Ecstasy addiction is a major problem among teenagers. It is not physically addictive in the way that drugs like cocaine, nicotine and heroin are. Some of the teenagers are addicted to the emotional state and begins to use drugs. Some of them also feel that they cannot live without it due to which they become regular or weekly users.
Ecstasy is taken orally, usually in tablet or capsule form. It affects the teenagers approximately after three to six hours. The teenager that uses drug told that, the drug produces positive feelings, empathy for others, concentration of mind, elimination of anxiety, and relaxation from pain. Ecstasy is also said to suppress the need to eat or sleep.

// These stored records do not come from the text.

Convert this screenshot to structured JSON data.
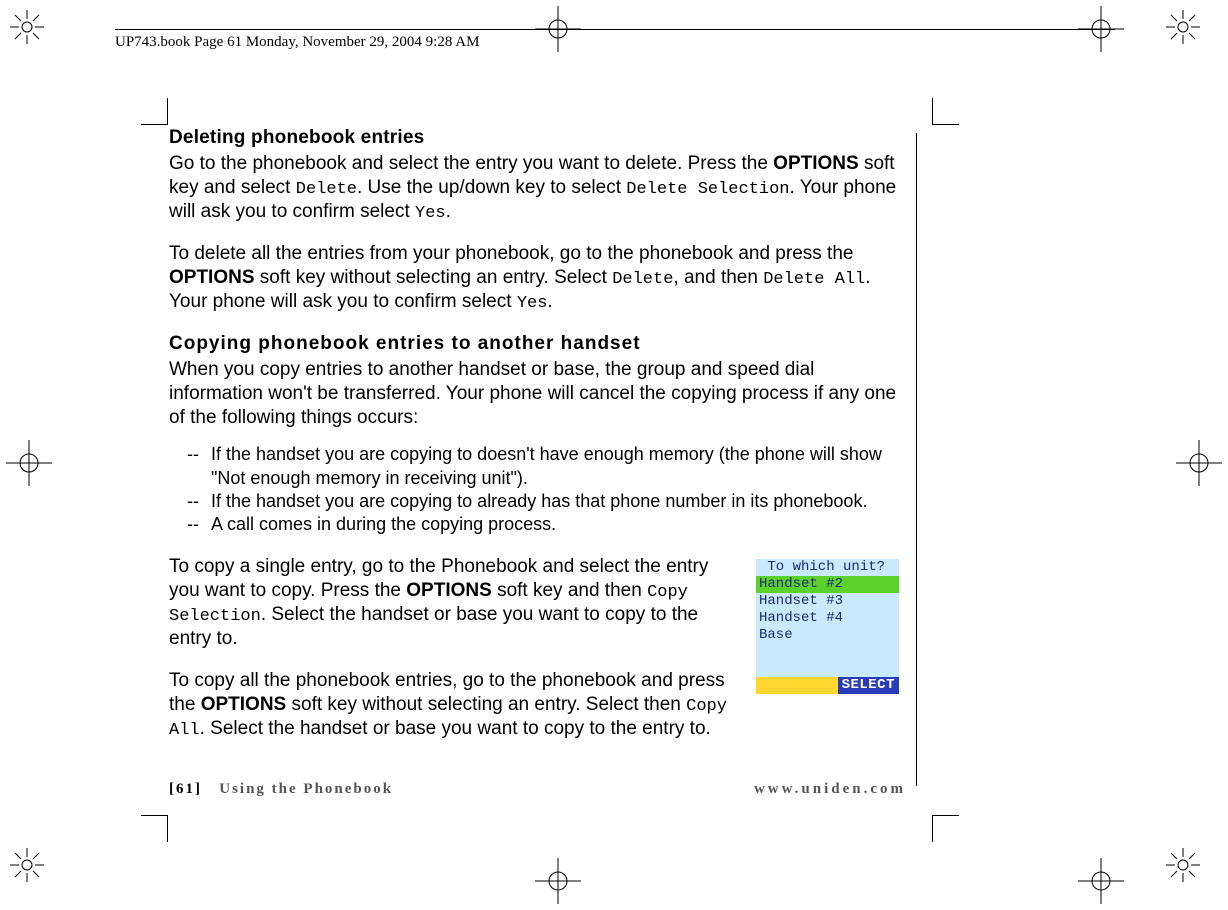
{
  "page_header": "UP743.book  Page 61  Monday, November 29, 2004  9:28 AM",
  "h_delete": "Deleting phonebook entries",
  "p1_a": "Go to the phonebook and select the entry you want to delete. Press the ",
  "p1_b": "OPTIONS",
  "p1_c": " soft key and select ",
  "p1_d": "Delete",
  "p1_e": ". Use the up/down key to select ",
  "p1_f": "Delete Selection",
  "p1_g": ". Your phone will ask you to confirm select ",
  "p1_h": "Yes",
  "p1_i": ".",
  "p2_a": "To delete all the entries from your phonebook, go to the phonebook and press the ",
  "p2_b": "OPTIONS",
  "p2_c": " soft key without selecting an entry. Select ",
  "p2_d": "Delete",
  "p2_e": ", and then ",
  "p2_f": "Delete All",
  "p2_g": ". Your phone will ask you to confirm select ",
  "p2_h": "Yes",
  "p2_i": ".",
  "h_copy": "Copying phonebook entries to another handset",
  "p3": "When you copy entries to another handset or base, the group and speed dial information won't be transferred. Your phone will cancel the copying process if any one of the following things occurs:",
  "bul_dash": "--",
  "bul1": "If the handset you are copying to doesn't have enough memory (the phone will show \"Not enough memory in receiving unit\").",
  "bul2": "If the handset you are copying to already has that phone number in its phonebook.",
  "bul3": "A call comes in during the copying process.",
  "p4_a": "To copy a single entry, go to the Phonebook and select the entry you want to copy. Press the ",
  "p4_b": "OPTIONS",
  "p4_c": " soft key and then ",
  "p4_d": "Copy Selection",
  "p4_e": ". Select the handset or base you want to copy to the entry to.",
  "p5_a": "To copy all the phonebook entries, go to the phonebook and press the ",
  "p5_b": "OPTIONS",
  "p5_c": " soft key without selecting an entry. Select then ",
  "p5_d": "Copy All",
  "p5_e": ". Select the handset or base you want to copy to the entry to.",
  "lcd": {
    "title": " To which unit?",
    "items": [
      "Handset #2",
      "Handset #3",
      "Handset #4",
      "Base"
    ],
    "selected_index": 0,
    "softkey": "SELECT"
  },
  "footer": {
    "page_no": "[61]",
    "section": "Using the Phonebook",
    "url": "www.uniden.com"
  }
}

Some times the use of ecstasy produces severe dehydration or exhaustion. Ecstasy can produce some effects like nausea, hallucinations, chills, sweating, increases in body temperature, tremors, involuntary teeth clenching, muscle cramping, and blurred vision. The teenagers that use ecstasy may also suffer from anxiety, paranoia, and depression. The overdose of ecstasy may produces the problem of high blood pressure, loss of consciousness, seizures, faintness, panic attacks, and a drastic rise in body temperature. Some times the overdose of ecstasy may be the reason for heart failure or extreme heat stroke.

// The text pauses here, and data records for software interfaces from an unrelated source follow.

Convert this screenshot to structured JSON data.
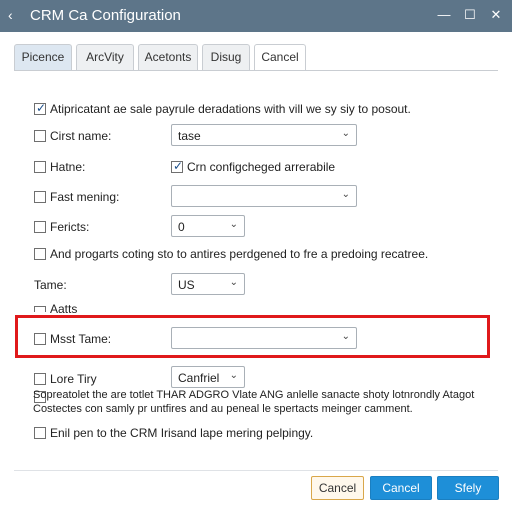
{
  "window": {
    "back": "‹",
    "title": "CRM Ca Configuration",
    "minimize": "—",
    "maximize": "☐",
    "close": "✕"
  },
  "tabs": [
    "Picence",
    "ArcVity",
    "Acetonts",
    "Disug",
    "Cancel"
  ],
  "rows": {
    "r1": {
      "label": "Atipricatant ae sale payrule deradations with vill we sy siy to posout.",
      "checked": true
    },
    "r2": {
      "label": "Cirst name:",
      "select": "tase"
    },
    "r3": {
      "label": "Hatne:",
      "checkbox2_label": "Crn configcheged arrerabile",
      "checkbox2_checked": true
    },
    "r4": {
      "label": "Fast mening:",
      "select": ""
    },
    "r5": {
      "label": "Fericts:",
      "select": "0"
    },
    "r6": {
      "label": "And progarts coting sto to antires perdgened to fre a predoing recatree."
    },
    "r7": {
      "label": "Tame:",
      "select": "US"
    },
    "r8": {
      "label": "Aatts"
    },
    "r9": {
      "label": "Msst Tame:",
      "select": ""
    },
    "r10": {
      "label": "Lore Tiry",
      "select": "Canfriel"
    },
    "r11": {
      "label": "Sopreatolet the are totlet THAR ADGRO Vlate ANG anlelle sanacte shoty lotnrondly Atagot",
      "label2": "Costectes con samly pr untfires and au peneal le spertacts meinger camment."
    },
    "r12": {
      "label": "Enil pen to the CRM Irisand lape mering pelpingy."
    }
  },
  "buttons": {
    "cancel1": "Cancel",
    "cancel2": "Cancel",
    "apply": "Sfely"
  }
}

Symptoms of ecstasy withdrawal and overdose:
- paranoid delusions
- rapid heartbeat
- muscle cramping and panic attacks
- kidney and cardiovascular system failure

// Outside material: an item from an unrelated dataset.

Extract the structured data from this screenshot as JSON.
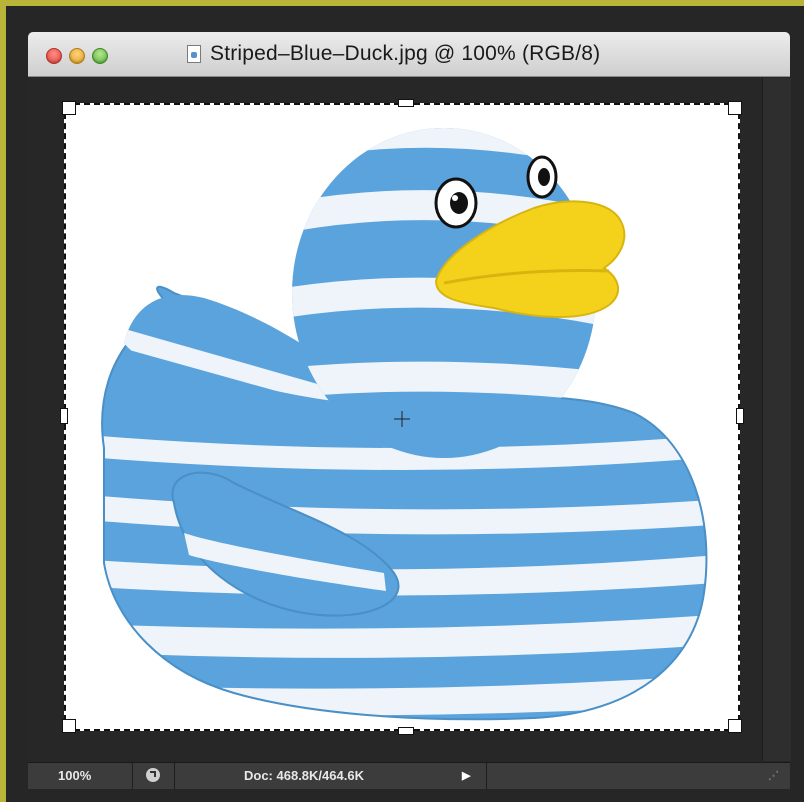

- high blood pressure or seizures
- hyperthermia or loss of consciousness
There are a lot of treatment methods for ecstasy addiction, in which ecstasy detox center, ecstasy rehab, ecstasy addiction counseling, outpatient care, residential care and meetings are in main. Some of the drug exerts use the chemical serotonin to get the effects in the brain on neurons to communicate with other neurons. It gets relief from regulating mood, aggression, sexual activity, sleep, and sensitivity to pain.
The teenager should pay attention to drug cravings; the more they want a drug, the less wise it is to give in to that urge. If the teenager feels that the drugs have become a major part in their life, then they need to talk a friend, doctor or psychologist. Sometimes just talking helps, and they can prescribe medications that can help with anxiety, depression, or other issues that may be contributing to the problem.